3 Ways to Keep Hackers Out of Your House
These days, a majority of electronic devices you purchase for your home, from TV’s to baby monitors, come with the ability to connect to the Internet so you can control them from your smartphone or tablet.
In 2017 alone, worldwide sales of baby monitors reached almost $900 million, with many people buying the newest monitors that include cameras and internet connectivity.
Ellen and Nathan Rigney of Houston, TX, recently purchased a Wi-Fi enabled Nest baby monitor to help watch over their 4-month old son.
One night, the couple was awoken by a beeping sound coming from the baby monitor. At first, the couple thought it might be a smoke detector or CO2 alarm going off, then they heard an unfamiliar voice talking in their son’s room.
According to Ellen, “Immediate reaction was that there’s somebody in here, somebody’s in my son’s room! How did they get in there?!”
Instantly, Nathan jumped out of bed, switched the light on and witnessed their Nest camera turn on inside their bedroom.
The most frightening part was what happened next when the couple heard a man’s voice ordering the couple to turn the light back off.
Then the man’s voice said, “I’m going to kidnap your baby, I’m in your baby’s room.”
Nathan ran upstairs to the baby’s room bursting through the door to find his 4-month old son alone and safe inside his crib.
After determining no one was inside the house the couple turned off their internet network believing someone had hacked the Wi-Fi network in their home.
In addition to turning off their Wi-Fi, the couple contacted Nest, who according to Ellen, “was no help at all.”
In the end, Ellen told local media outlets, “Something that is supposed to make you feel better and instead it makes you feel the opposite, it makes you feel invaded and uncomfortable.”
Smart home devices are unfortunately here to stay and in the future it will likely be tough to find a fridge, washer and dryer, thermostat, etc. that doesn’t connect to the internet.
This is why I want to share with you the latest security measures you want to have in place when it comes to devices that include audio or video access inside your home.
Use FHSS Technology.
When I was a kid, my friends and I played with cheap walkie-talkies and every now and then we would hear some stranger talking on the walkie-talkie.
In other words, someone else was using the same frequency as us and we would be able to hear them loud and clear. The reason this would occur was because the walkie-talkies operated using direct-sequence spread spectrum (DSSS).
In other words, many people were using the same radio frequency.
The problem is the last thing you want to use in your home is any device that uses DSSS technology.
Nowadays, many companies are developing products that use frequency-hopping spread spectrum (FHSS).
What this means is it limits outside access by randomly hopping frequencies at an incredible rate of 75 frequencies within a period of 400 milliseconds, making it difficult for a hacker to establish a connection.

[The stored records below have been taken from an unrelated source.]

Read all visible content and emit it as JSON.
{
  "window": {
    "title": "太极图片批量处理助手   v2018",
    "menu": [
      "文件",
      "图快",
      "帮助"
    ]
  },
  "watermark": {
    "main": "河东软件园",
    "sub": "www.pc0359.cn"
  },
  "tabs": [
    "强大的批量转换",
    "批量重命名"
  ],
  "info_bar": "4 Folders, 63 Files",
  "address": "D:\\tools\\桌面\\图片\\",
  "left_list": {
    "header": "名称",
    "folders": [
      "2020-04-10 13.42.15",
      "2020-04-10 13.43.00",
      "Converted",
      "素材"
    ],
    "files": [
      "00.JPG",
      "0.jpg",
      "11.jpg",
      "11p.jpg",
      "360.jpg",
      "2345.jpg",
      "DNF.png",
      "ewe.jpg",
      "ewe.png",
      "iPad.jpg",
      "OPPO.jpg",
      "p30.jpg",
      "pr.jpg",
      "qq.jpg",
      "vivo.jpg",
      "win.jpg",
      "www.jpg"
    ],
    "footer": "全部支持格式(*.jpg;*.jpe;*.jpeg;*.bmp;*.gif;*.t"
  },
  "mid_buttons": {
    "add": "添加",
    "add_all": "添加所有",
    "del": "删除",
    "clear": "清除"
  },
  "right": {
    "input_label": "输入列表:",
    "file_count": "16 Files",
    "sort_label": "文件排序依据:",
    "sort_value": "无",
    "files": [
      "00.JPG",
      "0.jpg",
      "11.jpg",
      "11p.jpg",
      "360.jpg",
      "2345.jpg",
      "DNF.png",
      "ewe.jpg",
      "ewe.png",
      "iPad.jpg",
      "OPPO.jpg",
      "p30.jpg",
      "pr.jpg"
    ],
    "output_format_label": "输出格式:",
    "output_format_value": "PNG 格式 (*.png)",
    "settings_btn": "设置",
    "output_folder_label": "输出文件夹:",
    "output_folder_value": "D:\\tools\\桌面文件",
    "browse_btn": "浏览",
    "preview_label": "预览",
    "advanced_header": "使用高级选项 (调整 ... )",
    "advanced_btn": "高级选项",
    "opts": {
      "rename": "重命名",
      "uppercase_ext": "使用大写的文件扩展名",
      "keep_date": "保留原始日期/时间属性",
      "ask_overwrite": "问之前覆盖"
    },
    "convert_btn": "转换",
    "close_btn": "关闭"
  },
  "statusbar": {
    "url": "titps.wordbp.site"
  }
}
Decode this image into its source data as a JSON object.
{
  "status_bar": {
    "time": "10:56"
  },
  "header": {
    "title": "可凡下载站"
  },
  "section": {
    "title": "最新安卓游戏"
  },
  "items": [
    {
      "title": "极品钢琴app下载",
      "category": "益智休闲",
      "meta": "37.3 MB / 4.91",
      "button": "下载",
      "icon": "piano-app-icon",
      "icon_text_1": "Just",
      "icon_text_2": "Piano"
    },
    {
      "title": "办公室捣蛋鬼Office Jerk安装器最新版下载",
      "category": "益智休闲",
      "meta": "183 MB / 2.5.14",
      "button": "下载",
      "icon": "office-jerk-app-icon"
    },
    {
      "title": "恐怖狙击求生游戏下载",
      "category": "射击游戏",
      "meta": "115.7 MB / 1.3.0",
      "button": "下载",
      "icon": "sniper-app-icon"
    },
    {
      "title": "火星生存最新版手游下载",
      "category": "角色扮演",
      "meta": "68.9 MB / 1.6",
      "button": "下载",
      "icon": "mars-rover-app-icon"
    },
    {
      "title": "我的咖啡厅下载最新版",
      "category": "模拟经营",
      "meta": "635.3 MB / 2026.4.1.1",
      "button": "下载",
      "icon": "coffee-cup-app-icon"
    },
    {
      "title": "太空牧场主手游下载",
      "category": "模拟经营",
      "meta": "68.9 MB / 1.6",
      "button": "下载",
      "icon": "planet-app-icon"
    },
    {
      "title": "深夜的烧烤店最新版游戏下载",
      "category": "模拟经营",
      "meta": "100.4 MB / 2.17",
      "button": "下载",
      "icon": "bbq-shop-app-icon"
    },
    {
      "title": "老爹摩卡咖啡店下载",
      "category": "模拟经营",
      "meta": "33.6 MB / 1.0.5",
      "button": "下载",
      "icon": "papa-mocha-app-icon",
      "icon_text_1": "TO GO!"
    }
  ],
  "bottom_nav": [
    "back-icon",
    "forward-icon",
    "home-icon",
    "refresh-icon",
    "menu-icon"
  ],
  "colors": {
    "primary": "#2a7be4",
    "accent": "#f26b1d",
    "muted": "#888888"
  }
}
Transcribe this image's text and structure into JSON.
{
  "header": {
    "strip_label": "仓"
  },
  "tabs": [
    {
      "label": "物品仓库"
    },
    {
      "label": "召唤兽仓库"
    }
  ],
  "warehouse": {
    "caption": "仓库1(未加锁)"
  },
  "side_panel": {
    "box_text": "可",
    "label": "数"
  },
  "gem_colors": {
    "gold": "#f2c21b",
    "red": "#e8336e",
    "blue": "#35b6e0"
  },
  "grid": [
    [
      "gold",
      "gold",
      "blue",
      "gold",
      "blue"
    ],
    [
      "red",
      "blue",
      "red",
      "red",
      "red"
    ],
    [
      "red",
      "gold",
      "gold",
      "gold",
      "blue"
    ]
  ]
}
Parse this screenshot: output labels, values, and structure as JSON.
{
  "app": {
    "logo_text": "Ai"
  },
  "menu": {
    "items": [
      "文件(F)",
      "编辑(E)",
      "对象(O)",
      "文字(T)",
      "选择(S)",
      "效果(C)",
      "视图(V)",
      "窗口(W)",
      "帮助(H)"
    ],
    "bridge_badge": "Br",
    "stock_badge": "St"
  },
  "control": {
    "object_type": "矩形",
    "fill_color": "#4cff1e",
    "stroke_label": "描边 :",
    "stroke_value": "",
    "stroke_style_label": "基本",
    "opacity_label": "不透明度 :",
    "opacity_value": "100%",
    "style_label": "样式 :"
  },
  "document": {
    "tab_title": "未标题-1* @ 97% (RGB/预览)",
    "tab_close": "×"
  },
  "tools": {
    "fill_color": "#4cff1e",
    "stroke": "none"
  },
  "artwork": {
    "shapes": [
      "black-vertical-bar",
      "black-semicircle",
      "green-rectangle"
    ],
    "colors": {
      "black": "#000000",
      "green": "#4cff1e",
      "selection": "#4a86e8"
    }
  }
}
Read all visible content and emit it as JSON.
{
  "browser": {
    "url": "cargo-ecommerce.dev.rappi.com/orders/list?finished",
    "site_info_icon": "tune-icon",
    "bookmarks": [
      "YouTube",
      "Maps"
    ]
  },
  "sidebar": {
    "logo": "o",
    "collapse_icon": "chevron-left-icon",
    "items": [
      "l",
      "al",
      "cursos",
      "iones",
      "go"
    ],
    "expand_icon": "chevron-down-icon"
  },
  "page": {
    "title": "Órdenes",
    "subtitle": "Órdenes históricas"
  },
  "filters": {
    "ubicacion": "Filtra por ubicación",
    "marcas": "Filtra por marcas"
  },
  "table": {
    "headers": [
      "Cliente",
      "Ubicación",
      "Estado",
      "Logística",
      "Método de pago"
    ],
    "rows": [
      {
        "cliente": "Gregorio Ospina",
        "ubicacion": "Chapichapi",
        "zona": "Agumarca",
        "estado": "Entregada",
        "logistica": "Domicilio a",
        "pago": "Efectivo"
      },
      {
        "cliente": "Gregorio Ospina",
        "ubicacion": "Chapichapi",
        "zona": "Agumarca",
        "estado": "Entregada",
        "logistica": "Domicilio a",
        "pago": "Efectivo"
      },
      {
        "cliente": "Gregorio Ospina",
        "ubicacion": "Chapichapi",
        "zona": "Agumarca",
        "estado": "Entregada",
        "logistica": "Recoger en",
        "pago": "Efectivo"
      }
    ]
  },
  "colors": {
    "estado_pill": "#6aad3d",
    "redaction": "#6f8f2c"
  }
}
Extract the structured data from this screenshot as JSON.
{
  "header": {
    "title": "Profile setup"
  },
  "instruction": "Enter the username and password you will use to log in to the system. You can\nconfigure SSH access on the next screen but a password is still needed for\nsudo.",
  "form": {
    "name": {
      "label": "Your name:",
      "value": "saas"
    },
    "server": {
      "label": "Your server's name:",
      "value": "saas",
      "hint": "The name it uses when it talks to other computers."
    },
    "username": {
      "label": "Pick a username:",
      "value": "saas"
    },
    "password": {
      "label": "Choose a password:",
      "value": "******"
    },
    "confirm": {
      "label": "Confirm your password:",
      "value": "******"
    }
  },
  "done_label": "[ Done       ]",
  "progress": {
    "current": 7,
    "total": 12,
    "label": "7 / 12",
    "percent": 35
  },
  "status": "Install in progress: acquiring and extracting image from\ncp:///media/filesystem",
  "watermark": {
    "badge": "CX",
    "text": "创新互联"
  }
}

Avoid the cloud.
Many people like to use cloud storage for convenience and on the go access to documents no matter where you are.
When using devices like security cameras or baby monitors it’s very risky to have these devices record to cloud storage.
Hackers will often target access to your cloud storage as a backdoor way into your device.
Hide your entire network.
Every wireless internet router has a preset service set identifier (SSID).
This is essentially the name of your wireless network, which is set to a default by the manufacturer, meaning you probably have the same SSID name as many other people who purchased a similar router.
Ideally, during the process of setting up the router you want to immediately change the SSID name.
After you’ve changed the SSID name, you can also hide your network from others. Put simply, if you go to connect to a Wi-Fi network you can probably see all your neighbors networks listed as well.
What you want to do is go to your router settings and disable SSID broadcasting.
This means that anyone who wants to access your network will have to know the SSID first (meaning they will not be able to find it in the list of available networks when trying to connect to the internet).
The reality is, the growing rate of our reliance on the Internet means that it’s only a matter of time before most homes are filled with connected devices.
Considering the safety issues that are at stake, users can’t slack off and leave everything in the hands of companies that have other priorities in mind, such as making money.